By Claire Ferris-Lay
EXCLUSIVE: Lenders in UAE reduce loan to value ratios amid global credit crunch.
UAE banks and home finance firms have cut their loan to value ratios by as much as 25 percent as the global credit crunch continues to tighten its grip on regional markets.
Tamweel and Amlak, the biggest Islamic mortgage lenders in the UAE, have both dropped their loan to value ratio in the last two weeks. Tamweel has lowered its maximum amount from 90 to 75 percent while rival Amlak has dropped its loan to value ratio from 90 to 65 percent.
“The base case has always been between 70-80 percent and anything in the 90 percent range was on a promotional basis, we have now stopped the promotion,” Nabil Alwan, head of marketing & product development at Tamweel told Arabian Business.
The deepening global credit crisis has forced governments to bail out banks as liquidity dries up. Last week the US approved a $700bn plan to prop up its financial institutions while the UK today announced that its own banks would get an $87bn lifeline. Last month the UAE central bank pumped $13.6bn into the UAE banking system in a bid to ease the impact of the liquidity crunch.
Lenders are lowering mortgage rates as credit tightens and home price growth slows.
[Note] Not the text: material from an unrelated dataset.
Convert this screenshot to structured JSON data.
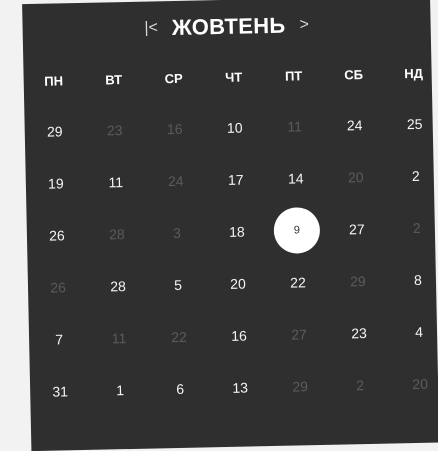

In September HSBC Middle East lowered its loan to value ratio from 80 to 70 percent. Lloyds TSB, which currently lends a maximum of 80 percent against villas and 70 percent against apartments, has said it is reviewing its loan to value ratio in line with its international mortgage offerings.
“Having reduced our loan to value ratio on our international mortgage in line with the changing global market conditions, we are currently reviewing our local mortgage offering to further ensure customers are protected and able to repay any borrowing extended to them,” said Richard Hextall, head of personal banking at Lloyds TSB Middle East.
Emirates NBD, the Gulf's largest lender by assets, on Wednesday announced it would offer fewer large loans and long-term repayment schemes in a campaign to encourage responsible lending after the global credit crunch.
“Large loan amounts and long repayment periods that can place a considerable strain on the borrower will be minimized through this process,” the bank said in a statement on its website.